Pope Francis’s interview comes across in a similar tone. He speaks frankly, and without excuses or self pity about the mistakes he made as a young Jesuit. He was put in as a provincial in his thirties, a very young age, and in his own words ‘My authoritarian and quick manner of making decisions led me to have serious problems’ How refreshing it is to hear the Pope talk in such ways. Francis talks about a period of ‘great interior crisis’ in Cordoba– – again mirroring Ignatius who went through great spiritual turmoil in Manresa after his initial conversion and overly zealous ways. I am convinced that in life we often learn more about ourselves through failure than success – as long as we are supported through our failures in a loving environment. Both Francis and Ignatius give testament to this, and theirs is the ultimate loving environment – an regular, deep and intimate prayer life. This is how grace works through weakness. This is easy to forget when we have an education system that is obsessed with measurable success.
If you have a bit of time – read the Pope’s interview – and if you are too busy, make time!!
English: Manchester University Logo (Photo credit: Wikipedia)
So it has been announced publicly now that my next job is to be chaplain at Manchester University. I will be moving in sometime by the end of this week. I will be on my own till Christmas and then 3 other Jesuits will join me. It is a very exciting new mission, with a conglomeration of over 85,000 students (the biggest in Europe I’ve been told) and 400-600 coming to the Sunday evening mass. Outside the chaplaincy is also the busiest bus stop in the country (foot-fall wise) with more than 2000 passengers embarking and disembarking an hour, so we really are in the thick of it. Fantastic! Many of mates think it is hilarious that a scouser and Liverpool fan is going to Manchester to be chaplain, but as I said on local radio yesterday, over the last 20 years us Liverpool fans have had to learn humility, which is a good quality for a chaplain. I hope that brought a smile to a few Mancunian faces…. Daniel into the lions den!

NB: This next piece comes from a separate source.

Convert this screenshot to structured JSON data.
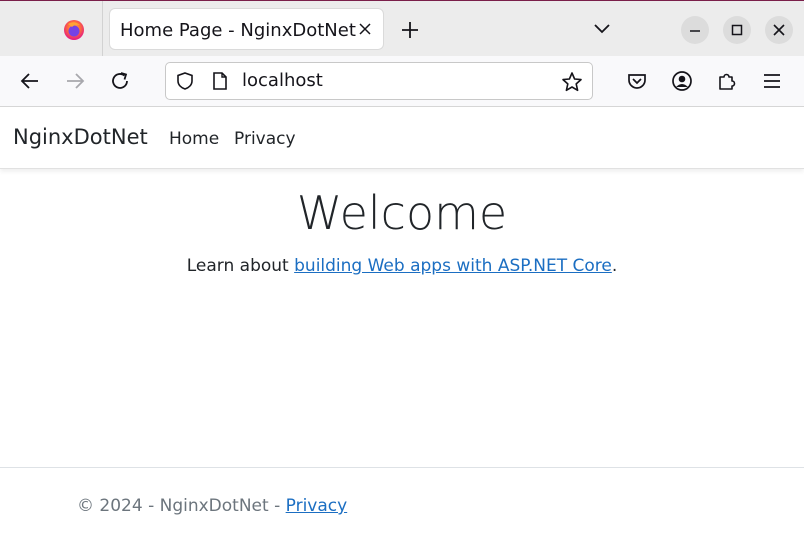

Probably by advent we will be taking back the Holy Name Church (next door to the chaplaincy) as the Oratorians will move to their newly founded oratory nearby. We owe them a huge debt of gratitude as in essence they saved the Church. Last week a national newspaper reported that Roberto Mancini (Man City manager) is a regular mass attendee click here, so I will have to exercise restraint in the pulpit! At the back of the church is a beautiful copy of the Rubens painting of St Ignatius and St Philip Neri, the founder of the Oratorians (see right). They were great friends and St. Philip encouraged a number of his own disciples who displayed a desire for missionary work to become Jesuits. Philip was fascinated with the plans of St. Francis Xavier, whom he befriended before the latter set off on his missionary journeys. Ignatius used to pass along the letters of St. Francis reporting back to Rome, which Philip and his companions would read and discuss together in community. However, Philip was told by a wise Trappist that “Your India is to be Rome.”, a city which is always in need of missionary and reforming zeal! We owe a great debt to Father Ray Matus and his companions for all the work they have done in Manchester and I hope we can keep the spiritual synergy going!